These are unbelievably difficult time in our community, our nation and the world. Each day brings new information and new challenges. For individuals and families struggling with poverty and homelessness, the COVID-19 health crisis only multiplies their struggle to survive.

Many of you have reached out to see how we are, what services we are providing, and whether there is anything you can do to help. 

We continue to provide services to meet critical needs in our community:

  • Our food pantry is open Monday through Friday and has served 350 households with more than 1,000 people in the last two weeks. We are providing pre-packed boxes to clients and distributing them safely to avoid exposure for our staff and the people we serve.

  • All four shelters, adult shelters and youth shelters, and all four residential programs are in full operation.  Between the shelters and our residential programs more than 130 people call The Salvation Army home every night. While it is a challenge to keep a house full of teenagers or 30+ families occupied, the staff have come up with creative ways to help pass the time. 

  • Our homeless prevention and housing assistance services are still helping families find and maintain safe affordable housing, including veterans, individuals with serious mental illness, and low-income working families. This is very important right now, as some people who are doubled up with families and friends are being asked to move out.

  • Our Health Care Navigators have helped 245 people enroll in health insurance since the crisis started two weeks ago.

  • We have one early childhood education center open to serve children ages 0-7 whose parents work providing essential services, including 16 medical providers.

  • Our day center for senior adults is closed to keep our seniors healthy. Many of them have no family to help, so our staff are delivering groceries, calling to check in several times a week, and dropping off puzzles and craft supplies to help homebound seniors cope with long lonely days.

  • Staff who typically provide home and community-based services are busy connecting with at risk families, youth and adults by phone, providing practical help with groceries and cleaning supplies, and offering emotional support during stressful times. This is especially important to keep children in at-risk families safe from physical and emotional harm.

Our staff willingly provide these services because they know that The Salvation Army is a critical lifeline for so many people. Our phone lines are jammed with people looking for food, shelter, diapers, formula, housing, and help with utility bills and rent. It is vital that the Army stays strong.

No one can predict how long this crisis will last, or the long-term impact on the local economy. What we do know is that people need help now, and we want to do everything we can to help them.  We are reaching out to our supporters, because we know you care too.

We have many needs right now—food for the pantry, cleaning supplies for our residential programs (and to share with families who can’t afford to buy them), and diapers and formula to help our teen moms.

There are several ways you can help:

Support Our COVID-19 Relief Efforts

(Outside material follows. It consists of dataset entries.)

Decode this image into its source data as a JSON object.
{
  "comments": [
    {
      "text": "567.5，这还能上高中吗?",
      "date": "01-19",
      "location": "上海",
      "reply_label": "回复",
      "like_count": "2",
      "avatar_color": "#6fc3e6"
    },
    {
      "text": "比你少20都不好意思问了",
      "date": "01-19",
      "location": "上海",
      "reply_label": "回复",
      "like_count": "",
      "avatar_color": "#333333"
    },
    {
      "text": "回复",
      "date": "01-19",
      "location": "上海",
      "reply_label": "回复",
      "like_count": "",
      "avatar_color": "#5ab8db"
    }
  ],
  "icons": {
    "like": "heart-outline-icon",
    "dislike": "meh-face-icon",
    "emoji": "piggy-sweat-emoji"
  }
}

View Our Walmart Registry for Good

Send a note encouraging our staff and letting them know you appreciate their willingness to serve to
677 South Salina Street  Syracuse, New York 13202

​Keep praying for us, that our staff and the people we serve stay healthy, and that we have enough resources to help everyone in our community who needs us.
We’ll all get through this together.

Linda Lopez
Executive Director
The Salvation Army Syracuse Area Services